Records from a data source
..........

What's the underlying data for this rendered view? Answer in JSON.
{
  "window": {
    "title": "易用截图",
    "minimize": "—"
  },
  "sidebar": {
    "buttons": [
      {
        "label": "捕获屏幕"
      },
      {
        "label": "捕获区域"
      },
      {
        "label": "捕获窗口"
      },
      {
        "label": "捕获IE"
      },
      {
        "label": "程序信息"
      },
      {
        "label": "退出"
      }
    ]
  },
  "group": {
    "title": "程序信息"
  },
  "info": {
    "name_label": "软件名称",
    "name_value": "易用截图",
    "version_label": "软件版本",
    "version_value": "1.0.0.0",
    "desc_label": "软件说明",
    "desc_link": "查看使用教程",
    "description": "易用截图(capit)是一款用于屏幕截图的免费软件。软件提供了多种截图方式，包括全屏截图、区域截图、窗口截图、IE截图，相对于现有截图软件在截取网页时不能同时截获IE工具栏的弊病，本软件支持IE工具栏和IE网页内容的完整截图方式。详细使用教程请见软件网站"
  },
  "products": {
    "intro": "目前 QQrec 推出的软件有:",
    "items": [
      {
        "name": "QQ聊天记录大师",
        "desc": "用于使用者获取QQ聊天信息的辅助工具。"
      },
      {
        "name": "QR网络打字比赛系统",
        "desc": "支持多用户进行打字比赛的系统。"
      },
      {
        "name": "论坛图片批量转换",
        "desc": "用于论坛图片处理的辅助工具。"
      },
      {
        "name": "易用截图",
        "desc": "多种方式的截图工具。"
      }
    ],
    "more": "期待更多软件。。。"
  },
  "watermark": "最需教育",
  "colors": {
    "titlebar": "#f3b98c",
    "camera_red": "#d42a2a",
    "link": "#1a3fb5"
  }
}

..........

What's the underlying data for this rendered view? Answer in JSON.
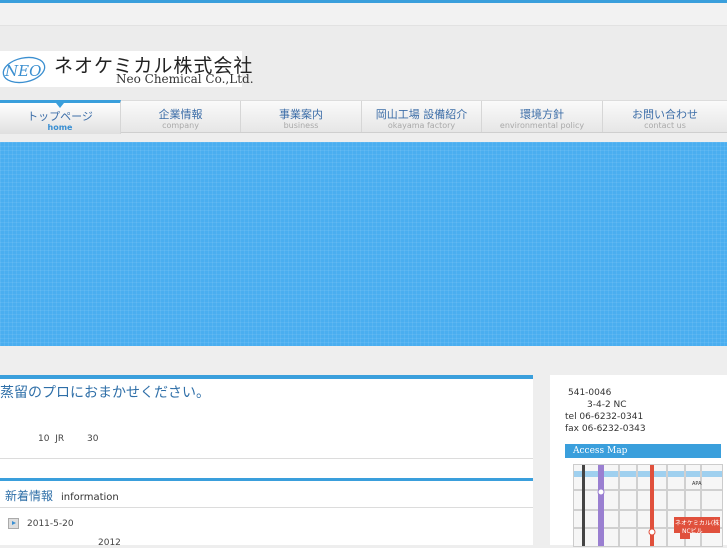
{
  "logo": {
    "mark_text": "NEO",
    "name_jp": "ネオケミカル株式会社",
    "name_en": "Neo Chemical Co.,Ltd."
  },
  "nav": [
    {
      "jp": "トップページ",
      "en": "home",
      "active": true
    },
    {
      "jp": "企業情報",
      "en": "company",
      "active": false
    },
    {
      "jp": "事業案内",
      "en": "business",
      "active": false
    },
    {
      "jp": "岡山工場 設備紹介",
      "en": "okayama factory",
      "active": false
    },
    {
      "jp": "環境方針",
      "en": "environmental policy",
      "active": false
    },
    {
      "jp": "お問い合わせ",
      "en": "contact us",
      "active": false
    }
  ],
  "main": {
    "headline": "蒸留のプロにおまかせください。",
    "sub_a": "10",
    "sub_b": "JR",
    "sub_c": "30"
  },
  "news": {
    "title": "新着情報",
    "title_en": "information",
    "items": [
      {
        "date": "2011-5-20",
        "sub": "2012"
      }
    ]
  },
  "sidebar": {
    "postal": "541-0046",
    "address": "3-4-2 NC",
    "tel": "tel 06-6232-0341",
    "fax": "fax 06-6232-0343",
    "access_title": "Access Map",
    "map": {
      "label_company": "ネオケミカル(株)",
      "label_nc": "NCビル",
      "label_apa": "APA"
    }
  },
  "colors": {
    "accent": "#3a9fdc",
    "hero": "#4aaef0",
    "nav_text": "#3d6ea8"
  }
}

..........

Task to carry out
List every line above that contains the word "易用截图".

Answer below
    "title": "易用截图",
    "name_value": "易用截图",
    "description": "易用截图(capit)是一款用于屏幕截图的免费软件。软件提供了多种截图方式，包括全屏截图、区域截图、窗口截图、IE截图，相对于现有截图软件在截取网页时不能同时截获IE工具栏的弊病，本软件支持IE工具栏和IE网页内容的完整截图方式。详细使用教程请见软件网站"
        "name": "易用截图",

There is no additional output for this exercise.